As a rule, rheumatoid arthritis has a progressive course and cannot be definitively cured, but in some patients it gradually becomes less aggressive and the symptoms may improve.
However, after a destruction of the bones and ligaments with possible deformities, the consequences are permanent.
Rheumatoid arthritis is a systemic disease that can affect parts of the body other than the joints.
Involvement of multiple areas of the body usually occurs in cases of moderate or severe RA.
Rheumatism nodules are elevations under the skin that often occur on the elbows and hands. Sometimes they are painful.

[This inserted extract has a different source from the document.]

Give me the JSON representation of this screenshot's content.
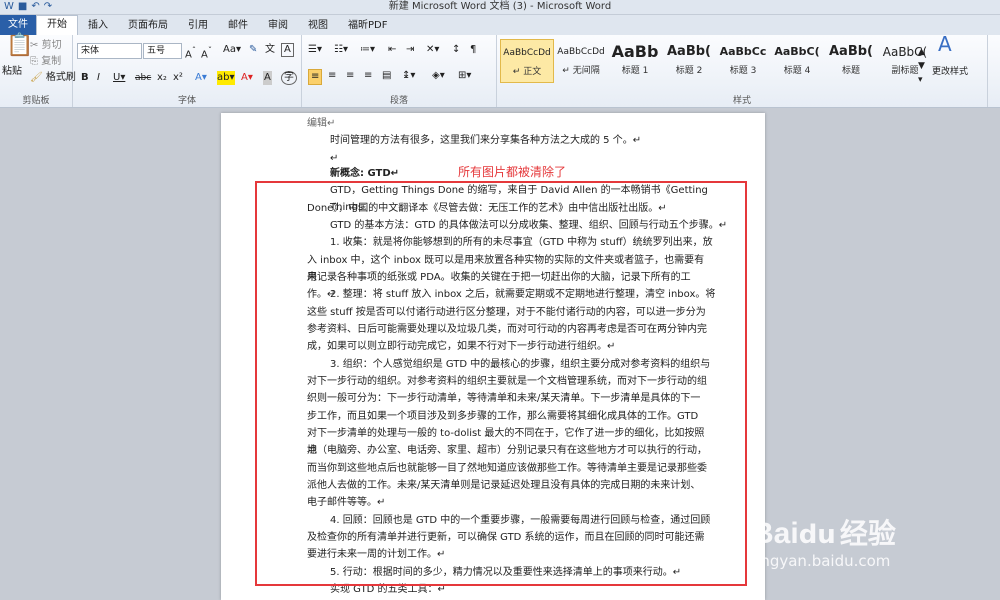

The involvement of the lungs can lead to damage to the lungs, pleurisy or pleural effusion. These consequences are common, but usually do not cause symptoms. If it comes to shortness of breath, you can use drugs that reduce the inflammation in the lungs.
Rheumatoid arthritis can also affect a joint of the larynx (articulatio cricoarytaenoidea), causing a deeper pitch.
Rheumatoid arthritis can cause inflammation of the pericardium (pericarditis), but usually this does not cause symptoms.
If symptoms develop, shortness of breath or chest pain may occur.
People with rheumatoid arthritis are more likely to develop atherosclerosis (atherosclerosis) of the coronary arteries, which can lead to angina (chest pain) and heart attack.
That’s one reason why a person with untreated RA is at greater risk of premature death.
The eyes are involved in less than 5% of people affected by rheumatoid arthritis. In these cases, the symptoms may be eye redness, aching eyes or possibly dry eyes.
When rheumatoid arthritis is diagnosed, an early and aggressive therapy program can help prevent the onset of new symptoms and halt the progression of rheumatoid arthritis.
Infections. Patients with RA are at greater risk for infections, in part because they are taking immunosuppressive medications.
Digestive problems. Patients with RA may suffer from stomach and intestinal problems. However, lower rates of cancers of the colon, rectum and stomach have also been reported in patients with rheumatoid arthritis.
Osteoporosis. This condition is much more common compared to the average of women with postmenopausal RA. First of all, the hip is affected. The risk of osteoporosis appears to be higher than the average of men with rheumatoid arthritis older than 60 years.
Sjögren’s syndrome with keratoconjunctivitis secca is a common complication of rheumatoid arthritis.
Felty syndrome. This condition is characterized by enlargement of the spleen, leukopenia and recurrent bacterial infections.
Systemic lupus erythematosus is an autoimmune disease that affects connective tissue.
Lymphoma and other tumors. Aggressive treatments for rheumatoid arthritis can help prevent these neoplasms. The changes in the immune system associated with RA can have an impact.